"It’s still early, and it may be some time before we know the extent of the damage," State Executive Director, USDA FSA Wisconsin office, Sandy Chalmers said in an email. "It’s important that farmers document livestock losses by taking photos or by keeping veterinarian records, rendering truck receipts, or similar documents. FSA county office staff is available to answer questions."
Oconto County FSA Farm Loan Manager Dan Schott has spoken with several loan customers that suffered damages and losses from the storm. Most have reported structural damages with minimal death losses to cattle, but some have been injured and may need to be culled.
"I encourage all producers whom have been impacted by the storm to keep track of the cattle that were lost (sold and/or death losses), milk production that may have been lost and to start working closely with their insurance companies to figure just what amount of coverage they may have" Schott said in an email. "Once they have determined the extent of the damages, they will need to start getting estimates as to what it will cost to replace/repair the damaged structures."
Schott said losses may be higher than they originally thought and some buildings may have been structurally compromised.
"With the current economic conditions and tight cash flow projections I am very concerned how most of the producers are going to be able to repay the loans needed to rebuild their facilities," Schott added.
DATCP has been in contact with the FSA state office since the storm, according to a news release.
“It is critical that farmers document and report any damage to their local FSA office because they may be eligible for disaster assistance programs. If farmers haven’t already contacted their insurers, they need to do that as well,” said DATCP Secretary Sheila Harsdorf.
Assistance may be available to farmers who lost livestock, grazing land and fences. There are also safety net programs, including the Livestock Indemnity Program and the Emergency Assistance for Livestock, Honeybees, and Farm-Raised Fish program.
In addition, the FSA uses loss reports to determine whether to seek a disaster designation from the USDA Secretary. A disaster designation makes farmers in the county eligible for low-interest loans if they cannot access private financing.

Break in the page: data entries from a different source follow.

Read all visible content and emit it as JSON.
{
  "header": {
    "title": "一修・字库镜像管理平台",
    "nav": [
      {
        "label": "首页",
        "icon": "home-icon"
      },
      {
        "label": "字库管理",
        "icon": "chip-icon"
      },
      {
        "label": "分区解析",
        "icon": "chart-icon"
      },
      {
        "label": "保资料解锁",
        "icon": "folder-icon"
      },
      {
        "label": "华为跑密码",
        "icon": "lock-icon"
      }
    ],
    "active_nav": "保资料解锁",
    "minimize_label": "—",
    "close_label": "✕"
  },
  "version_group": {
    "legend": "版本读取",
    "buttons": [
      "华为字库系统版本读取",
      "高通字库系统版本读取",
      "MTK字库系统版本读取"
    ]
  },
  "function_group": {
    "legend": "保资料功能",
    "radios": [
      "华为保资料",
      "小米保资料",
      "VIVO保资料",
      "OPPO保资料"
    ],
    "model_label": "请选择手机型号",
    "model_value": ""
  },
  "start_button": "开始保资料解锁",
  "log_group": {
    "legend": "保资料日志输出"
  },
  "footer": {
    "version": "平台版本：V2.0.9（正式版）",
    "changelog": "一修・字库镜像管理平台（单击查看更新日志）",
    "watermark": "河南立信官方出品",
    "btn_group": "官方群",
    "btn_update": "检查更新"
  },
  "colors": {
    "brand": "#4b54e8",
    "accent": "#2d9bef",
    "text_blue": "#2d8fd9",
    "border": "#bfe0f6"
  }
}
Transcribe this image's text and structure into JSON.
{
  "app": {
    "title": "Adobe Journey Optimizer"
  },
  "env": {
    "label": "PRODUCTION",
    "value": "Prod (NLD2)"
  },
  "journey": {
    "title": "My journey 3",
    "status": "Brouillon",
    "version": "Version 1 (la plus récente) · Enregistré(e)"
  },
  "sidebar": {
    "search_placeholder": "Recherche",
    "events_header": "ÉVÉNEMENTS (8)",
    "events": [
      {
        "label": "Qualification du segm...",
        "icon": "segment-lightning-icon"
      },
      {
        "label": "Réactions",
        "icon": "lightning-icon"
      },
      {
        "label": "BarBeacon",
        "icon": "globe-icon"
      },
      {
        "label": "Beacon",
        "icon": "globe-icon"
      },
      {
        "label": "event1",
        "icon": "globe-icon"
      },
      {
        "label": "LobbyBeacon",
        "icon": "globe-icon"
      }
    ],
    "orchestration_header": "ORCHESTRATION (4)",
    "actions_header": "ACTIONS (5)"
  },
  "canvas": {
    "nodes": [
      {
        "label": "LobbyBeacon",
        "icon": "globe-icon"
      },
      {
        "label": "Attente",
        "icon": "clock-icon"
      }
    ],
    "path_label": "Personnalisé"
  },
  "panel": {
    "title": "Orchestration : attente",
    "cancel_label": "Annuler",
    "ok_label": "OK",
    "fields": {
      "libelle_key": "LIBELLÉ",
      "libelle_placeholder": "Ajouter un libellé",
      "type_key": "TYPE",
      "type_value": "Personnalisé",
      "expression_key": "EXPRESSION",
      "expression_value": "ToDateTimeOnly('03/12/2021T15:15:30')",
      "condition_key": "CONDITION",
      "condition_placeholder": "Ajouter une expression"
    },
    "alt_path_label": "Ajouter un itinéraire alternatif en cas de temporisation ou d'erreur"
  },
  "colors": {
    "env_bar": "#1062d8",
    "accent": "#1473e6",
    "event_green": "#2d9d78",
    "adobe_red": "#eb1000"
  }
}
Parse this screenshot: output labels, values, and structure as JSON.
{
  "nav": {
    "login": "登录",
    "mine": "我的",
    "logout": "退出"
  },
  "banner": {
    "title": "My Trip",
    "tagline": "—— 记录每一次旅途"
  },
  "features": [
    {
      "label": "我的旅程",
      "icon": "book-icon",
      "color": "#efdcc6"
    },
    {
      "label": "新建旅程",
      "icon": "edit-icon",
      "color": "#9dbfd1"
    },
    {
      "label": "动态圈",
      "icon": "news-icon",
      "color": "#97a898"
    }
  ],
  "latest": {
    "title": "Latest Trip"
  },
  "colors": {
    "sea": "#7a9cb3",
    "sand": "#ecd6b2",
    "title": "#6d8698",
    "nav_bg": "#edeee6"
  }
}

A directory of county FSA offices is available at offices.sc.egov.usda.gov/locator/app?state=wi&agency=fsa.
Even before the storm, farmers were stressed because of low commodity prices and a late planting season, Harsdorf noted. She reminded farmers that the Wisconsin Farm Center is available to help with lender mediation and to help them deal with financial and emotional stress. The hotline number is 1-800-942-2474. Staff are available 7:45 a.m. - 4:30 p.m. weekdays, and a voicemail system will take messages over the weekend.
USA TODAY NETWORK-Wisconsin reporter Kent Tempus contributed to this article.